This might explain why climbing wasn’t as popular back then as it is today. Category 2 people just didn’t exist. That’s about 60 per cent of today’s climbing market. (Category 2 is full of top-ropers, gym junkies and vertical access workers in case you haven’t worked that out).
Then there is the Category 1 personality. As previously suggested, Category 1 people like taking falls. They like climbing into unchartered terrain with no guarantee of success. They come from all walks of life (some even have moustaches). Others haven’t even got to the point where they can grow one yet. They climb (on lead) all the time, and their belief in themselves is only outweighed by their belief in modern day cross-stitching techniques. This comes from the knowledge that the gear they own is unquestionably more reliable than the person that wears it (weather dependant, of course).
And so on to the subject matter of this review (finally): the Flight, made by Black Diamond. This harness is without question a fine example of what today’s discerning man or woman of Category 1 looks for in an upwardly mobile waist support system. If you like hanging belays, all day multi-pitch routes or ice-cream in a tub, this harness isn’t for you.
On the other hand, if gear loops are your thing – don’t fret – they come in-built, and not in cheap plastic either (those are reserved for Mammut customers only). The makers of the Flight have done their job well in this department. Two flexible loops either side that don’t take your arm off when you reach for a draw. What more could you ask for?

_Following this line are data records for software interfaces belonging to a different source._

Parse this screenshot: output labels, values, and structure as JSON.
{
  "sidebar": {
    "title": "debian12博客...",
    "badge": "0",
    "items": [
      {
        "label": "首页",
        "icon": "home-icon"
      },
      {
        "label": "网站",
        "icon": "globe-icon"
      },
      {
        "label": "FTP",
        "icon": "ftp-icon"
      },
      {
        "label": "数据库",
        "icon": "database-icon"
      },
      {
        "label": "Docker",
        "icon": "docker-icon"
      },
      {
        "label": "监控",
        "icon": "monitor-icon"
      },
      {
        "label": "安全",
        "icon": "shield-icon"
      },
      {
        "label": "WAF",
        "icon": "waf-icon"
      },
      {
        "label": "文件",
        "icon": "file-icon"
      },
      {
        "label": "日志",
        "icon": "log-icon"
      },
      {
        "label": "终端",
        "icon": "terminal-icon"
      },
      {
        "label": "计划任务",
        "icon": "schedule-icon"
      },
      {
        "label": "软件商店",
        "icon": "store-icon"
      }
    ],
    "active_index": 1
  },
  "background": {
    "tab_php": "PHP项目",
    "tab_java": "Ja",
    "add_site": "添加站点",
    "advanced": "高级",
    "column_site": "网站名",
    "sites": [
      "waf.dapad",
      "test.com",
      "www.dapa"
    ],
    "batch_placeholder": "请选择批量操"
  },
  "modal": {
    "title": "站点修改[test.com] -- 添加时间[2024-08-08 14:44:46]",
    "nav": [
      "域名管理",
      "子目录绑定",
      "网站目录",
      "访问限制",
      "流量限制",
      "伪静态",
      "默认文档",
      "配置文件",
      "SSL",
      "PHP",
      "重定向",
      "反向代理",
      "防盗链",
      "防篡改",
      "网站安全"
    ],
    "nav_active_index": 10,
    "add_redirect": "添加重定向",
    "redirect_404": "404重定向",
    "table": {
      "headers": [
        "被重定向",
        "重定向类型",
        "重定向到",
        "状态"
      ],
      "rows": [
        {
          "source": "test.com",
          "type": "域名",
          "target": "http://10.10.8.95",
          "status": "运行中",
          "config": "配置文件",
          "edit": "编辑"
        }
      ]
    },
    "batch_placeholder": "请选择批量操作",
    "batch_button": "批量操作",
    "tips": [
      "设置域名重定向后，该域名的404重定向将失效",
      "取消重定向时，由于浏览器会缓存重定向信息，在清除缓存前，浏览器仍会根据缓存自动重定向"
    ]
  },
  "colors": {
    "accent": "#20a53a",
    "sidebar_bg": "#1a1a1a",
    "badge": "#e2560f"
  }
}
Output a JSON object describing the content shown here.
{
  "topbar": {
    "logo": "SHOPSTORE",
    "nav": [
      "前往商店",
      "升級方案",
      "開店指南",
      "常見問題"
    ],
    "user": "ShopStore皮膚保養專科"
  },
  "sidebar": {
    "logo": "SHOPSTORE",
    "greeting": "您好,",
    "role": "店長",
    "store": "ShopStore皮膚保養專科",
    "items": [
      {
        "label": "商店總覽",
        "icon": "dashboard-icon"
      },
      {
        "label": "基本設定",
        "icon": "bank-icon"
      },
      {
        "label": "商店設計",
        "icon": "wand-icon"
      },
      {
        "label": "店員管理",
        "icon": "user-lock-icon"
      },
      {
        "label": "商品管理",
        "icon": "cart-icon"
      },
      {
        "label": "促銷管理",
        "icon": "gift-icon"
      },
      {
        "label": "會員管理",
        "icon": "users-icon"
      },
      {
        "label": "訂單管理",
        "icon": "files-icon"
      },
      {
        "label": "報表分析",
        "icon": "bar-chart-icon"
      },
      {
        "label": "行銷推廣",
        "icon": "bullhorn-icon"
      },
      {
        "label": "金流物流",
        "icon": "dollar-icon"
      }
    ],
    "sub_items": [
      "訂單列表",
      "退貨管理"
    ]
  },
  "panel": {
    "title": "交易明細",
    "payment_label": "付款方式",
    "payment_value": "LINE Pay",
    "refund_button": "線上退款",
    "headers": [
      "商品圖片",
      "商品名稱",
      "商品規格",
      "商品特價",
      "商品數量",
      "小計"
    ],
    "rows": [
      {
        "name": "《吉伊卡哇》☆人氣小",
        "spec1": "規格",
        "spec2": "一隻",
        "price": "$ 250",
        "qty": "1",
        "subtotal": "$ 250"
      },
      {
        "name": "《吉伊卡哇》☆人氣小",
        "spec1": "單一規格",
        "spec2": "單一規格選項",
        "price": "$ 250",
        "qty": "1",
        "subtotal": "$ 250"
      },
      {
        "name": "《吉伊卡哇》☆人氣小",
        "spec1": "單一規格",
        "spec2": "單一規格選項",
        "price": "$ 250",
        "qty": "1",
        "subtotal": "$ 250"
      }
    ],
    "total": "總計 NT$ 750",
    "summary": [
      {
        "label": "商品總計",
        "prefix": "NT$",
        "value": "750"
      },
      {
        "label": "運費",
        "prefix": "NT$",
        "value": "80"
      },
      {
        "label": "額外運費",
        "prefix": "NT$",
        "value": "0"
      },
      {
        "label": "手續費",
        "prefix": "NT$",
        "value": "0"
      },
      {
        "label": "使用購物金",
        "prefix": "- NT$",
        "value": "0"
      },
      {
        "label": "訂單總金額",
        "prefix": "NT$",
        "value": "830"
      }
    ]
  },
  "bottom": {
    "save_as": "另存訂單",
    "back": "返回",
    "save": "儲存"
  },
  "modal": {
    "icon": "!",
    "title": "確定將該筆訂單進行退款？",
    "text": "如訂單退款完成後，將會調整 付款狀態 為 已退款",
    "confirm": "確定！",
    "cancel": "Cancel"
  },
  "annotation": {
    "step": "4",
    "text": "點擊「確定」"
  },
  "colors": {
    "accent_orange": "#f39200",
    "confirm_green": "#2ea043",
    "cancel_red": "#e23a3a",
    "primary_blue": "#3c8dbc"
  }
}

For those that have to colour-code match their latest prAna top with their pants, beanie, shoes and chosen waist attire, don’t worry either. The Flight has a distinctly neutral tone (grey, spelt ‘gray’) supplemented with a distinctly aggressive tone (lava), perfect for blending in with your over-priced American T-shirt. Yes, I did say “lava”.
Now if you think that this is some kind of marketing ploy to brainwash you into a new-age Anglo-American-vocabulary, you may be right. However, the harness is made in the Philippines, and they’ve used plenty of other eloquent terminology to define the construction of what may actually be the best sport climbing harness on the market.

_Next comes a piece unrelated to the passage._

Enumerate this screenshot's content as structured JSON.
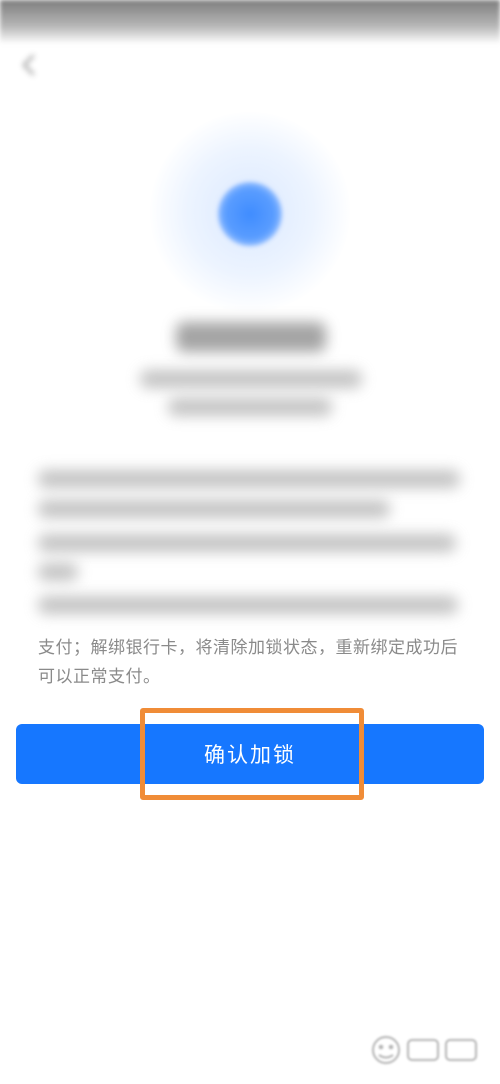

If “Dual Core XP construction”, “3D mesh panelling”, or “Mondo gear loops” don’t confuse you, try my personal favourite: “Bombshell Abrasion Patches for unparalleled durability”. Now I think I’ve heard that sentence before, only I wasn’t buying climbing gear at the time…

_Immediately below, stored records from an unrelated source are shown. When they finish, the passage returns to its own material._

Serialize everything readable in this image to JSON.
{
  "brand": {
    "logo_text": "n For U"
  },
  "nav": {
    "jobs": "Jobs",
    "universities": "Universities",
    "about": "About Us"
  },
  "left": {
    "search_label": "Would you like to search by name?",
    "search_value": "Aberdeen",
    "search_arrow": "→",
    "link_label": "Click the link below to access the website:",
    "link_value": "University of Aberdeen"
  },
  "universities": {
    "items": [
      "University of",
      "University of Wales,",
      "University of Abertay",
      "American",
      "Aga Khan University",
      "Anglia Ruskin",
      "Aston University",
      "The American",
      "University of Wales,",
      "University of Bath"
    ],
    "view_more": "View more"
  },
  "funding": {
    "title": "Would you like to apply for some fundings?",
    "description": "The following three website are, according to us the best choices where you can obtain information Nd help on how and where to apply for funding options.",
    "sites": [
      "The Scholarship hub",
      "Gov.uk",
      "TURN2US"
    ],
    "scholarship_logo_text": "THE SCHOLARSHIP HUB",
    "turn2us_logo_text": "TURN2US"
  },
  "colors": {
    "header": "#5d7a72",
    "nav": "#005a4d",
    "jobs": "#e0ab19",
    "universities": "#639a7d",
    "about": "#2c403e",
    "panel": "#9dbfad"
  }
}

Put all these New Age expressions into a blender and what you’ll have at the end of it is simply this: a harness that is extremely comfortable, lightweight and very hard wearing. Indeed, in terms of overall weight, this harness is a mere 330 grams – coincidently about the same amount of sugar that a Category 3 person puts on their Fruit Loops every morning.
This brings us back to the adjustable leg loop subject. In the traditional sense these are long gone, but don’t fret, as they have been replaced by something even better: an innovative trakFIT leg loop adjustment system. “Bloody hell” I hear you say, “I’ve always wanted one of those!” Well simply put, this equates to a very user-friendly arrangement that doesn’t encroach upon your beloved inner thigh (or anything remotely near that region), nor does it alter the weight of the entire product. Basically, it’s a slide adjuster. Gone are the belt buckles. Genius!
Now if all of these new-fangled terms haven’t sold it to you, the lava colour doesn’t match your wardrobe, the dual core XP construction has you thinking of hard-drives, or you aren’t quite sure whether your partner will agree with buying something that has bombshell abrasion patches, do what I said at the very beginning of this epic review: go and try one on.
To find out where the Flight is stocked contact Sea to Summit (www.seatosummit.com.au) on 1800 787 677
If this review was somehow not enough and you want more information on the Flight, visit blackdiamondequipment.com